● **WORK TASK**
The job is to find each line in the entries holding the string "text" and copy that line.

● **DATA SHOWN**
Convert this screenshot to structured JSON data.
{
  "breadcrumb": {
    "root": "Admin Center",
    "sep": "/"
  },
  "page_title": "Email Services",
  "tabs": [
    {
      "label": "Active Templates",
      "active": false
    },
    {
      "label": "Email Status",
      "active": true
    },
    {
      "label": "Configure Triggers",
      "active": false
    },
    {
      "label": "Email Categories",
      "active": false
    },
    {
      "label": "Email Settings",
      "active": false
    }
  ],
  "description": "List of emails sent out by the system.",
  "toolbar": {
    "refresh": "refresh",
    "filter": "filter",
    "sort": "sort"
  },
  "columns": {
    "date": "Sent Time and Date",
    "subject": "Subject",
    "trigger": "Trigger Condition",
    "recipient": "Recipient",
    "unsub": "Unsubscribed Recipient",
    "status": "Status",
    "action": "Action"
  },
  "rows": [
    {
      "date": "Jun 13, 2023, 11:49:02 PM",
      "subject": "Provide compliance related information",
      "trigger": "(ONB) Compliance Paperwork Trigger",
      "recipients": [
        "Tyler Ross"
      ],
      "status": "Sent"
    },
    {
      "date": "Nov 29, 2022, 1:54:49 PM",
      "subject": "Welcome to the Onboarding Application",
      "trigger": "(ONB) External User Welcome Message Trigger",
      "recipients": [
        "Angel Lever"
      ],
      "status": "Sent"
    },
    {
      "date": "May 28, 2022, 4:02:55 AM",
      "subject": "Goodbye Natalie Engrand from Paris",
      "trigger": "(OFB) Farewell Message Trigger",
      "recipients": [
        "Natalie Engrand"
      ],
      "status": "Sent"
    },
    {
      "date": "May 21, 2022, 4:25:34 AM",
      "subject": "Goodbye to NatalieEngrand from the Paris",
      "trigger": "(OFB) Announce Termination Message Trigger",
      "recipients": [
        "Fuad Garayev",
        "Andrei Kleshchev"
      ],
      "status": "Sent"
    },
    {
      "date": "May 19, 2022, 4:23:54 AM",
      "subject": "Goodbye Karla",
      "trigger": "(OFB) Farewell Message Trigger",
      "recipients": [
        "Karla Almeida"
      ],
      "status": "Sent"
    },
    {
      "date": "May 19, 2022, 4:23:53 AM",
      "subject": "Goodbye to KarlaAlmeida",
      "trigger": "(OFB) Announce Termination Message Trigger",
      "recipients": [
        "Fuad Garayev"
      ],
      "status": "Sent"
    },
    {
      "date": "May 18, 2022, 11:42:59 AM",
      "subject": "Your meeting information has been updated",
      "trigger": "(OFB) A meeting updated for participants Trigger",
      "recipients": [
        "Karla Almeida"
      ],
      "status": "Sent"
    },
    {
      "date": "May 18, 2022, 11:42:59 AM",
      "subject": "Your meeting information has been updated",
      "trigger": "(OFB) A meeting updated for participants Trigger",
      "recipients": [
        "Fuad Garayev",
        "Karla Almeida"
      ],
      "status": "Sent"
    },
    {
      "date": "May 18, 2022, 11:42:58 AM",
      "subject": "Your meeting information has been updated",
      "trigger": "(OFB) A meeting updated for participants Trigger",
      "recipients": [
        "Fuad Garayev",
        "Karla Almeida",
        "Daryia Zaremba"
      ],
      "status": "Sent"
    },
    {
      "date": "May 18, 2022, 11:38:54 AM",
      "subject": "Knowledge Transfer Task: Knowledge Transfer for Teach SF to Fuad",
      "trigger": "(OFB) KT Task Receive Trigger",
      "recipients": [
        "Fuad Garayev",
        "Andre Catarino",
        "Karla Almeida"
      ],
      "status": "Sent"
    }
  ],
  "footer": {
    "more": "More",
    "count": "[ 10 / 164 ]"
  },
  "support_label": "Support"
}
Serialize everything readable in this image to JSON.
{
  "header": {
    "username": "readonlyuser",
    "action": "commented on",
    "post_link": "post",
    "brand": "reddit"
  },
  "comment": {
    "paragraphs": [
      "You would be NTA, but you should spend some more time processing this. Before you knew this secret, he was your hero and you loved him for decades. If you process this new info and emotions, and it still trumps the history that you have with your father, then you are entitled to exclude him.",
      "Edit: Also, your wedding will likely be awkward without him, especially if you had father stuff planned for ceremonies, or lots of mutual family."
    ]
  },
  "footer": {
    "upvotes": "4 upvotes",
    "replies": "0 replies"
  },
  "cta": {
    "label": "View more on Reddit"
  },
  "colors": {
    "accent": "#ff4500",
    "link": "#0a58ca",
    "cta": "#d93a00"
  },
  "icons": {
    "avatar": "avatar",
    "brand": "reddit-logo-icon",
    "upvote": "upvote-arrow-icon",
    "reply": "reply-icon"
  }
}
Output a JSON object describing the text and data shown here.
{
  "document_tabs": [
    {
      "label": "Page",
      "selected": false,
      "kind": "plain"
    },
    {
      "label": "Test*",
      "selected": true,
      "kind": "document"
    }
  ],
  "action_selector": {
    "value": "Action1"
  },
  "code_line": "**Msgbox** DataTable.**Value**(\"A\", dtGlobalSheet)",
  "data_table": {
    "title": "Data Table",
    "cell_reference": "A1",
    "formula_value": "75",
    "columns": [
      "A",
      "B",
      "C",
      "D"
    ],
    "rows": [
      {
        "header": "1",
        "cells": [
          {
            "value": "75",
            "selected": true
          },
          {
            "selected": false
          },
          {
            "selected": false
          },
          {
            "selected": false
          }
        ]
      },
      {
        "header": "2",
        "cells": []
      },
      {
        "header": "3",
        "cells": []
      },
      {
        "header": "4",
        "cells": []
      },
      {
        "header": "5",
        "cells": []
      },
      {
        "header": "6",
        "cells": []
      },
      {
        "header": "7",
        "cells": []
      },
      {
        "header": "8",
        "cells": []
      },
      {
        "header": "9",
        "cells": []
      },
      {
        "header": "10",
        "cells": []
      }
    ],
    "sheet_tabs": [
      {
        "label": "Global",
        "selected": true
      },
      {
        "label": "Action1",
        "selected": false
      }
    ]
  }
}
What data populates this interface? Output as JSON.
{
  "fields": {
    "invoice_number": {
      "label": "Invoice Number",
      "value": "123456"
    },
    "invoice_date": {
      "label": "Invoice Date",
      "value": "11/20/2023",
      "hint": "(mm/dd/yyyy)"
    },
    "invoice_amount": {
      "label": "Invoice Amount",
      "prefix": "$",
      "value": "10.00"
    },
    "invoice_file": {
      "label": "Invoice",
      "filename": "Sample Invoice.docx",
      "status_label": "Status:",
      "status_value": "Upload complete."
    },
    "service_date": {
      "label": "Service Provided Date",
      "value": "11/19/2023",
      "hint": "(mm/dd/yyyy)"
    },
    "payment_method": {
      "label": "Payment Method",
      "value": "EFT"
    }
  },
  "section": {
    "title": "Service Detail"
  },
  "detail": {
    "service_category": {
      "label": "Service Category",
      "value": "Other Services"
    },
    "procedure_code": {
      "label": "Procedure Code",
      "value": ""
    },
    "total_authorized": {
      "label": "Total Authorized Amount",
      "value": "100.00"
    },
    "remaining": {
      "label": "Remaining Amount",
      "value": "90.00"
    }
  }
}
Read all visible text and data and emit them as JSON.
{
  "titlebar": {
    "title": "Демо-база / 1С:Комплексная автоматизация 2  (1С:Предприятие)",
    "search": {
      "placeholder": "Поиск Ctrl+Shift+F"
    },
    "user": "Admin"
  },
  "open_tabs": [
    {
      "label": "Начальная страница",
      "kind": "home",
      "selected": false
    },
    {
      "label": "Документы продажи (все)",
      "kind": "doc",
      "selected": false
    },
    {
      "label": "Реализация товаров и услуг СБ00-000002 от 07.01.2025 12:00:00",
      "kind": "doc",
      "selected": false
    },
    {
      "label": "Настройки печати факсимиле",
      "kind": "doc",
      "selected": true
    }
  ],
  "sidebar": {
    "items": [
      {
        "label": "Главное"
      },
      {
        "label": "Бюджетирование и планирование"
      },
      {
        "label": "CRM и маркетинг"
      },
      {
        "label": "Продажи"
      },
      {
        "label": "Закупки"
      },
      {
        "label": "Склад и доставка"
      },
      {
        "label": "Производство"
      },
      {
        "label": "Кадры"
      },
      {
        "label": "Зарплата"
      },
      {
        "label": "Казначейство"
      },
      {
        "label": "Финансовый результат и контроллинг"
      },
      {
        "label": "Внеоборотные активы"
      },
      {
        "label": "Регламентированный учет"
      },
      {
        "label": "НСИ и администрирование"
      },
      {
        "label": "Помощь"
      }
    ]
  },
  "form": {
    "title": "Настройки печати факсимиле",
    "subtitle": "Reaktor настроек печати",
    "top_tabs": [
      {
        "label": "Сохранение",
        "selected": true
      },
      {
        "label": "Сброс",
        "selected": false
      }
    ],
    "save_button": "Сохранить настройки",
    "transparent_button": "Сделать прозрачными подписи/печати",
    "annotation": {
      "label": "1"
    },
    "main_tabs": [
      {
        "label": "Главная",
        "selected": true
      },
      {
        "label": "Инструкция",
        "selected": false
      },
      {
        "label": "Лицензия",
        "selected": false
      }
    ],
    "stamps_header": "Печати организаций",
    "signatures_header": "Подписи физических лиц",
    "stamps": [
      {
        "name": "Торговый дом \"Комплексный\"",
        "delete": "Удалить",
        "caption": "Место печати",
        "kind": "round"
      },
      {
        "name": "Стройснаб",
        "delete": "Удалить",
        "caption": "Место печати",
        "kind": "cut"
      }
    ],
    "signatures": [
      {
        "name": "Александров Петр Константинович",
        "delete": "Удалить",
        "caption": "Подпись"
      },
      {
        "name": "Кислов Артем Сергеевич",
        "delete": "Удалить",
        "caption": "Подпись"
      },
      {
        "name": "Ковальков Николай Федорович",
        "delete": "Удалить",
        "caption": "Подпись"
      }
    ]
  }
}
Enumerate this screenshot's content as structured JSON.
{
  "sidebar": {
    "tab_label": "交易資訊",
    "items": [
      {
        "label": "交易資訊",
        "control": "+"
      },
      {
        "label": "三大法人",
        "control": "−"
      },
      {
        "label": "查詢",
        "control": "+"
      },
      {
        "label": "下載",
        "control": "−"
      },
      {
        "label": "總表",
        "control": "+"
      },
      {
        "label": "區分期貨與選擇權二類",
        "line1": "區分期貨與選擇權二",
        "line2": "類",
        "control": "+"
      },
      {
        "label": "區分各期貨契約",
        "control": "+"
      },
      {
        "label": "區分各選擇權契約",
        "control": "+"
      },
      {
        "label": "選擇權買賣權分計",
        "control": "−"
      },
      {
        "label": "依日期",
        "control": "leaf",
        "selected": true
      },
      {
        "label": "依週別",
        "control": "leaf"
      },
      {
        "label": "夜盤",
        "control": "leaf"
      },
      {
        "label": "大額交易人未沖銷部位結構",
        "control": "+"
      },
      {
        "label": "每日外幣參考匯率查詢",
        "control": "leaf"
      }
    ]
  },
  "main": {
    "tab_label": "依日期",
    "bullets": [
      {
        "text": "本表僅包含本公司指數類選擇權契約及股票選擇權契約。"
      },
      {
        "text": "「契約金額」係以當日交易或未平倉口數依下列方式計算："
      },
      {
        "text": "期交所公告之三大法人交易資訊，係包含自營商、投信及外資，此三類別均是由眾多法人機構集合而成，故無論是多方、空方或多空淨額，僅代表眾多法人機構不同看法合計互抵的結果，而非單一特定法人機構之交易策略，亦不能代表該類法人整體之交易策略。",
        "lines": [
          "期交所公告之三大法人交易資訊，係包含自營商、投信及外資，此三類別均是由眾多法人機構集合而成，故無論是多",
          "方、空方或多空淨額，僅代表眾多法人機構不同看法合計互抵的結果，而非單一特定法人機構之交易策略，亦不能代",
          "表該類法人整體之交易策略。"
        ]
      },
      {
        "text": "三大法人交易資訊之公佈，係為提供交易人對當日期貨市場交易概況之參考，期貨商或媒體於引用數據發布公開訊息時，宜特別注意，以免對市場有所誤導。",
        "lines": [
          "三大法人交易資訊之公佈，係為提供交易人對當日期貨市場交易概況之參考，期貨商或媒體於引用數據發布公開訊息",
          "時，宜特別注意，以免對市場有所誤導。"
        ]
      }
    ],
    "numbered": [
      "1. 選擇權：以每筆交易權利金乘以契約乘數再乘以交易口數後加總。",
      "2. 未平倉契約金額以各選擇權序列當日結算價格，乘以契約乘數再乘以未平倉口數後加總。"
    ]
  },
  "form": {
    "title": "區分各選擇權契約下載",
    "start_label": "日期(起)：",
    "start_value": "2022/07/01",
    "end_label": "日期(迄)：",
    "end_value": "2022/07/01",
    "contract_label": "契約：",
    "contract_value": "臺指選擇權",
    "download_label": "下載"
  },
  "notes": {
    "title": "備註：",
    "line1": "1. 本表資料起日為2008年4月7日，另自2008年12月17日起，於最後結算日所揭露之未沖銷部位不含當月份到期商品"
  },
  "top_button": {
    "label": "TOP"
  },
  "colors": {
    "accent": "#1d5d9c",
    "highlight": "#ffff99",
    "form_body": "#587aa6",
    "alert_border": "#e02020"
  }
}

● **RESULT OF THE EXERCISE**
Output a JSON object describing the text and data shown here.
Read all visible text and data and emit them as JSON.
        "text": "本表僅包含本公司指數類選擇權契約及股票選擇權契約。"
        "text": "「契約金額」係以當日交易或未平倉口數依下列方式計算："
        "text": "期交所公告之三大法人交易資訊，係包含自營商、投信及外資，此三類別均是由眾多法人機構集合而成，故無論是多方、空方或多空淨額，僅代表眾多法人機構不同看法合計互抵的結果，而非單一特定法人機構之交易策略，亦不能代表該類法人整體之交易策略。",
        "text": "三大法人交易資訊之公佈，係為提供交易人對當日期貨市場交易概況之參考，期貨商或媒體於引用數據發布公開訊息時，宜特別注意，以免對市場有所誤導。",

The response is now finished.